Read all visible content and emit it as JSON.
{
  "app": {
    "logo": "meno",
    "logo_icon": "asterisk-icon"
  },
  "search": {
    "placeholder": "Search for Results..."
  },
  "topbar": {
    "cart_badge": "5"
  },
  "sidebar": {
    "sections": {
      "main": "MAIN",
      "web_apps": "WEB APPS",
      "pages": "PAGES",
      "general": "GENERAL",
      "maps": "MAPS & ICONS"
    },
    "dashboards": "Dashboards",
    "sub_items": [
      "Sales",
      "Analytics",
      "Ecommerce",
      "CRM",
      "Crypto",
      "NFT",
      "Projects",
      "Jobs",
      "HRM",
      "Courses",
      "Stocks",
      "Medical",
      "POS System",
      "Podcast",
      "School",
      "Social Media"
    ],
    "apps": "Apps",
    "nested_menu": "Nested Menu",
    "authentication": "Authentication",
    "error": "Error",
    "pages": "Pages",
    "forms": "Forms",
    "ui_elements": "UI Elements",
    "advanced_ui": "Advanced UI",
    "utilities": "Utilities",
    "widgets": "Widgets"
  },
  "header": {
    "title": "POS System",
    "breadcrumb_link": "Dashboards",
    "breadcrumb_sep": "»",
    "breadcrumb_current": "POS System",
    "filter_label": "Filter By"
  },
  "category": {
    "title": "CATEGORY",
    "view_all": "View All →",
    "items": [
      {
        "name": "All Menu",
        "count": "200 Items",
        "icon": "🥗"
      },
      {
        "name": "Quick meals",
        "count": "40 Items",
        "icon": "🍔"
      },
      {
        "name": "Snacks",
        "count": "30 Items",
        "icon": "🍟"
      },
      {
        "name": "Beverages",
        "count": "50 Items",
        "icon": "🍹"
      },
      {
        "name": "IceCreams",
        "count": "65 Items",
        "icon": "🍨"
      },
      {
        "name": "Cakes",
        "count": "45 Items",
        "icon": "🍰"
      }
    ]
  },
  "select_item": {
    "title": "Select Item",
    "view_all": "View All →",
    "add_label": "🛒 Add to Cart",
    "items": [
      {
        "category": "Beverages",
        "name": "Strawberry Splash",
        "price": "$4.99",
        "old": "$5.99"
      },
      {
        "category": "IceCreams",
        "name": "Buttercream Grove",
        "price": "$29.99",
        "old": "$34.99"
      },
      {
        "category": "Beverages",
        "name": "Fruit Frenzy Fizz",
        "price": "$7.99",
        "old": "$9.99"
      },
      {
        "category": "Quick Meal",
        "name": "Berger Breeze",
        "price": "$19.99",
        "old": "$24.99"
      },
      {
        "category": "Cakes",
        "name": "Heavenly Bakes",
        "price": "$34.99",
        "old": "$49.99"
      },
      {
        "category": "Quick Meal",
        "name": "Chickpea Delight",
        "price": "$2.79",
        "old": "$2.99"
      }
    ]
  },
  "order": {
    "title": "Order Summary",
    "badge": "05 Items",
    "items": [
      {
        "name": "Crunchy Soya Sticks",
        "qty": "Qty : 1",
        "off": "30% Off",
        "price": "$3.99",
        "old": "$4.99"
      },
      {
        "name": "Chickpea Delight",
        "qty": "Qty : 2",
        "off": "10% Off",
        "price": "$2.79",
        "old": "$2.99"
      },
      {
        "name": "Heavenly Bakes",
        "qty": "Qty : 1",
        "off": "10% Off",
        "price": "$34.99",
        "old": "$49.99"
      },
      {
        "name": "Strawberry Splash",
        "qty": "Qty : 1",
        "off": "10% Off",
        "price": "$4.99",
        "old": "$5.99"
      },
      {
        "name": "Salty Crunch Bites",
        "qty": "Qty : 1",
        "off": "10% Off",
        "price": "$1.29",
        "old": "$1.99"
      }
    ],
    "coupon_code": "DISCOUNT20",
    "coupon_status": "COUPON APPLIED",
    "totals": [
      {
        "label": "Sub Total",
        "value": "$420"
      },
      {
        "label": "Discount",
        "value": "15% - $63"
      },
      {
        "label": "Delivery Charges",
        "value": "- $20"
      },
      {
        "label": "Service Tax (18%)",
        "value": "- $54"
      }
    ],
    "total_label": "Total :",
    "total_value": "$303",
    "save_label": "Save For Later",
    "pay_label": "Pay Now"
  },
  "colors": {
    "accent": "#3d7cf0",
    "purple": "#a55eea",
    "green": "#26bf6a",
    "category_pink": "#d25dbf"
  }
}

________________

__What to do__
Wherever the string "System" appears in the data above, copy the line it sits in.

__Answer__
      "POS System",
    "title": "POS System",
    "breadcrumb_current": "POS System",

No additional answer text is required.